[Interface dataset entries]
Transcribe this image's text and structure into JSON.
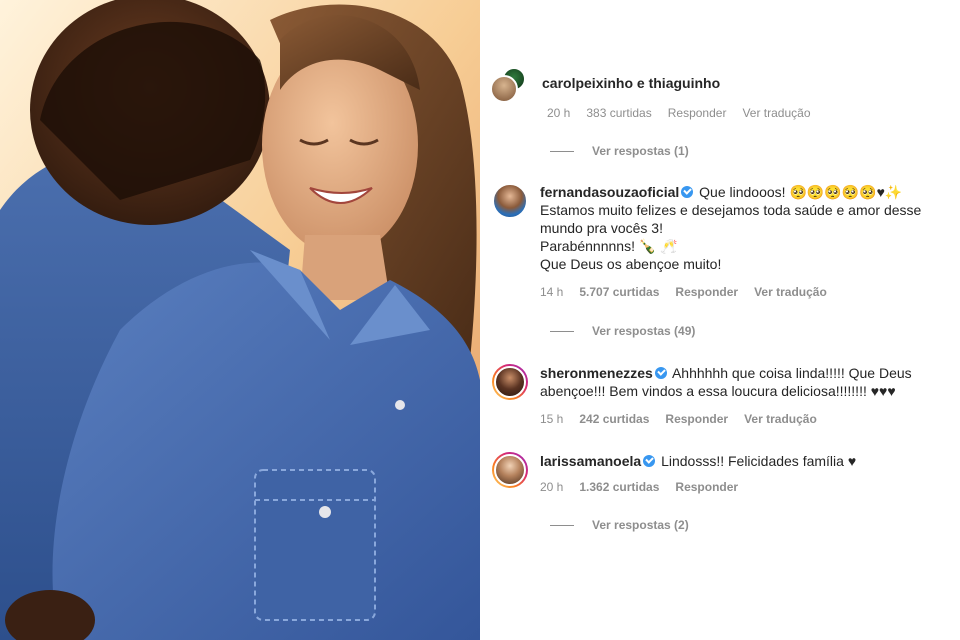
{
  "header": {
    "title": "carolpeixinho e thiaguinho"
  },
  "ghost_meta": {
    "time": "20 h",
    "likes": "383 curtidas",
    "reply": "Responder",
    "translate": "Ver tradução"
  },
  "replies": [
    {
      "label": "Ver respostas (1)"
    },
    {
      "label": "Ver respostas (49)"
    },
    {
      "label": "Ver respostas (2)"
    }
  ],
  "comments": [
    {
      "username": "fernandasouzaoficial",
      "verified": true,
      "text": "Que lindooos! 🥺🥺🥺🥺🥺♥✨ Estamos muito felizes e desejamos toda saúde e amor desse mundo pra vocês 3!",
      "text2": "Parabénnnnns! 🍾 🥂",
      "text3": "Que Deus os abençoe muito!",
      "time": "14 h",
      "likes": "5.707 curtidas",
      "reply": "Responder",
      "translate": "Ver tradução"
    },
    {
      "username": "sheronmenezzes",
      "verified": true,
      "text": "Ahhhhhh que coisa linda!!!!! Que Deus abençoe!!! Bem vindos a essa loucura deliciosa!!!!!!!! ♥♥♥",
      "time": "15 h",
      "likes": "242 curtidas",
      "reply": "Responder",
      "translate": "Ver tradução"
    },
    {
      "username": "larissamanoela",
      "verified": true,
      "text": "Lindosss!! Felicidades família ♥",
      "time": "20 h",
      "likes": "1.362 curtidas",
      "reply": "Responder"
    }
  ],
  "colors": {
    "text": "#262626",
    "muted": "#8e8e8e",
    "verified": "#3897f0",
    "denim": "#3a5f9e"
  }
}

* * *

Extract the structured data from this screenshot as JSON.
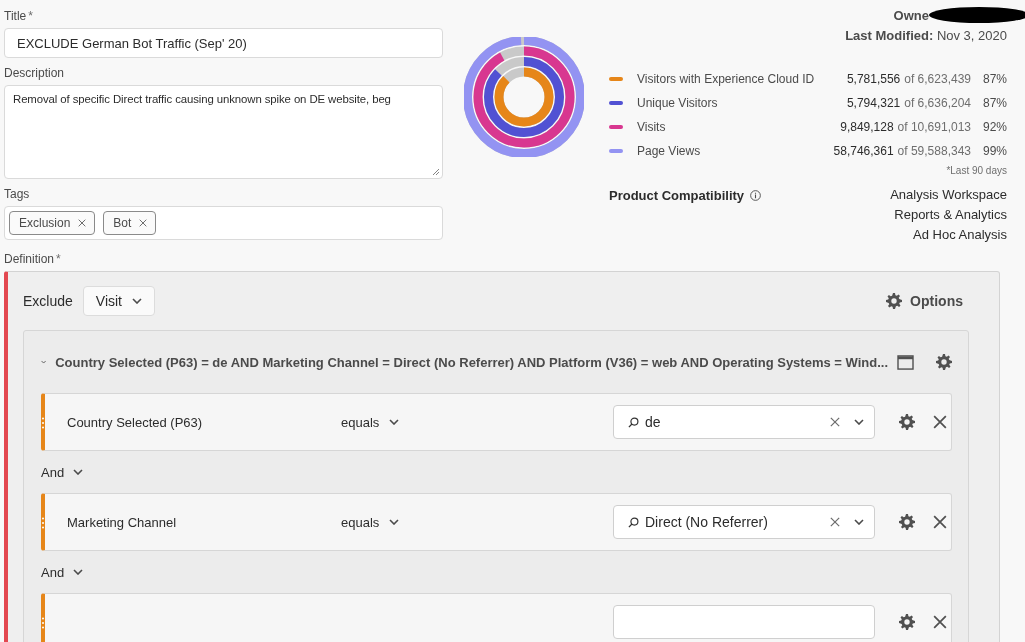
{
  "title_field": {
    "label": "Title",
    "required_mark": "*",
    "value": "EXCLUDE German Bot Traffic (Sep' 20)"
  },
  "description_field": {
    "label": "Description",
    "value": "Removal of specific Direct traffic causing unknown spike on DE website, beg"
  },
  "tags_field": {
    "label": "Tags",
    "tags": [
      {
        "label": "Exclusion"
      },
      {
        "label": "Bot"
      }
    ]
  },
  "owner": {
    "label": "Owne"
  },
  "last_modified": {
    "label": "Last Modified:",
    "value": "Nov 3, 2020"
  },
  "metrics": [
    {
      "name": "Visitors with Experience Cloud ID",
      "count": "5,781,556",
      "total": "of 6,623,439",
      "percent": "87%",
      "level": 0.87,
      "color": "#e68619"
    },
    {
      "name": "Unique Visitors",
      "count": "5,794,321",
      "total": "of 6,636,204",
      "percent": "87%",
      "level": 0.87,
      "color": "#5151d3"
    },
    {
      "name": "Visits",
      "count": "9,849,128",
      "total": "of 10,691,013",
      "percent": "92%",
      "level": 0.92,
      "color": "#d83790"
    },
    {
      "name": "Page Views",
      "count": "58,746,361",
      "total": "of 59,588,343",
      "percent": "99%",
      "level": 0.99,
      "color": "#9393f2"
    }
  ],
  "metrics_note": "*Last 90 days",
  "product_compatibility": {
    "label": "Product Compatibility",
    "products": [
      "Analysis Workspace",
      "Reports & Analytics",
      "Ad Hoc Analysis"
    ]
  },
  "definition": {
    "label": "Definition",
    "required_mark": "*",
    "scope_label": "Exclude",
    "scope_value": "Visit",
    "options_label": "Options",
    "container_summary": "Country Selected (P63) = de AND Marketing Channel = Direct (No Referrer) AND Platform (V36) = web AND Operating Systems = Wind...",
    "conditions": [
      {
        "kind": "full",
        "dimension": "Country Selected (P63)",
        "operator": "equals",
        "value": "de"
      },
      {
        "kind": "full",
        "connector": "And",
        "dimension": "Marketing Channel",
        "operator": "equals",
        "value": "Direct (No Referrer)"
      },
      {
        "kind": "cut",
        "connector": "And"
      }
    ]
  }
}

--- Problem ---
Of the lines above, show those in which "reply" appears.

--- Answer section ---
    "reply": "Responder",
      "reply": "Responder",
      "reply": "Responder",
      "reply": "Responder"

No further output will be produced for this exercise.